Lepechinia is a genus of mint relatives with around 40 species found in South America, Mexico, California, and Hawaii. Many of these species are endangered and have limited native habitats. The late summer blooms of Lepechinia, resembling salvia flowers, are purple in color and tubular in shape, with one side of the tip curled like a lip, resembling pitchers. These unique flowers, akin to pitchers, also attract hummingbirds due to their tubular structure.
More Information About Lepechinia
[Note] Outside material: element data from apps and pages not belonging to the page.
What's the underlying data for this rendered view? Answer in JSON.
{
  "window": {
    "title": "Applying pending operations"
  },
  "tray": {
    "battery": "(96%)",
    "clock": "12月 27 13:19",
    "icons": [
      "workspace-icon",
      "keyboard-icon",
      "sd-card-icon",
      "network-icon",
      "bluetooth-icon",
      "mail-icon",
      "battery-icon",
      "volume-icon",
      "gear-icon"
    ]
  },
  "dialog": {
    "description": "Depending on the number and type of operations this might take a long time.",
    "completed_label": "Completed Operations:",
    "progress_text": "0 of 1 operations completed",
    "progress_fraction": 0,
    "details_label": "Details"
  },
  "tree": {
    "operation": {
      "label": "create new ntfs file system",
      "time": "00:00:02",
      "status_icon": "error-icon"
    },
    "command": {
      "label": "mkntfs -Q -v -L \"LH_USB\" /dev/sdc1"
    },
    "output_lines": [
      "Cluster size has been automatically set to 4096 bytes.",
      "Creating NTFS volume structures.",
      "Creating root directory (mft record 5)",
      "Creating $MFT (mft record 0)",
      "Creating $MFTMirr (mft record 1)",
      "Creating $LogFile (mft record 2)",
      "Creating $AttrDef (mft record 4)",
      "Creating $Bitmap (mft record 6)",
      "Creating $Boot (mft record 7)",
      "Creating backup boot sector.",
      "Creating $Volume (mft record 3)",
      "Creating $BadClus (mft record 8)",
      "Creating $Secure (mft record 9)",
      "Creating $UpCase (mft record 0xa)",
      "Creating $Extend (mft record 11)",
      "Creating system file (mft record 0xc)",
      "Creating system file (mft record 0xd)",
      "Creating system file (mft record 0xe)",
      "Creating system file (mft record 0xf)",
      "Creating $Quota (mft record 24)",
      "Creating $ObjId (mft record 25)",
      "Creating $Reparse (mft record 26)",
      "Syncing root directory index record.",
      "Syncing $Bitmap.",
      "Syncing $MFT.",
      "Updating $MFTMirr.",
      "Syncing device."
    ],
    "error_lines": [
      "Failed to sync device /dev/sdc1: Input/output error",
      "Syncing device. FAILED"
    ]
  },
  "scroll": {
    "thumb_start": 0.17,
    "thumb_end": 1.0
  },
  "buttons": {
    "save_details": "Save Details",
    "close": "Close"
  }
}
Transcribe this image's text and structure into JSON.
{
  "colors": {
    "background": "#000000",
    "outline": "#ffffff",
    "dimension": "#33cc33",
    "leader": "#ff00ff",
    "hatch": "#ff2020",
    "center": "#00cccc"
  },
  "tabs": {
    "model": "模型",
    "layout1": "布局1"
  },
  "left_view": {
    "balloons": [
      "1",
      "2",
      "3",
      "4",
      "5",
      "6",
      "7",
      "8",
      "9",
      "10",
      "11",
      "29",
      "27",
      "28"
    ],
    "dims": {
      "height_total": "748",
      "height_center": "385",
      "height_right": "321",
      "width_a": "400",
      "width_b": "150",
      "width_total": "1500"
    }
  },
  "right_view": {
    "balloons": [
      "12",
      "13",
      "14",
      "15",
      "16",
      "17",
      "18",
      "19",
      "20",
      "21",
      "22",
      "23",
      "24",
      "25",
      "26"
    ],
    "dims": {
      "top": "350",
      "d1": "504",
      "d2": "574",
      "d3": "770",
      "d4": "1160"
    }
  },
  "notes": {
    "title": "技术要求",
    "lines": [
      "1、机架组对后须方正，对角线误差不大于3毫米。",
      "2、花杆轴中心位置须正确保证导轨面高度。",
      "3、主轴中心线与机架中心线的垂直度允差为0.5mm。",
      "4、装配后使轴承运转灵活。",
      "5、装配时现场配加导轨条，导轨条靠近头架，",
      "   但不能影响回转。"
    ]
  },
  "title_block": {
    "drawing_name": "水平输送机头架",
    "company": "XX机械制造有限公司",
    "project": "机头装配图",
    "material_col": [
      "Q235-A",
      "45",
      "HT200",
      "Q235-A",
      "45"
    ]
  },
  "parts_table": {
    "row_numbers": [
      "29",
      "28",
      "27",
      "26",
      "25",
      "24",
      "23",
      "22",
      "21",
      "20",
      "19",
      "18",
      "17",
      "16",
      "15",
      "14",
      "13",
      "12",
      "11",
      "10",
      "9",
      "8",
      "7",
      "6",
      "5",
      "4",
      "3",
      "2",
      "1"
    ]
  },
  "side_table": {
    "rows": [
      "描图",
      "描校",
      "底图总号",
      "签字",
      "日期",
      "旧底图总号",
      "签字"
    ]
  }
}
Lepechinia is a genus of about 40 species of mint relatives native to South America, Mexico, California, and Hawaii, many of which are endangered and grow within a very small native range. Lepechinia flowers come in shades of purple, appear in the late summer and are somewhat salvia-esque. The flowers are tubular and the tips are curled on one side like a lip, making lepechinia flowers look a little bit like pitchers. And of course, the tubular flowers attract hummingbirds too.
Lepechinia Growing Conditions
Lepechinia species are adapted to dry, rocky, hilly, chapparal habitats. Thus, lepechinia must be planted in full sun and in well-drained soil. The open vase-like shape of lepechinia allows the plant to mix well in a perennial border.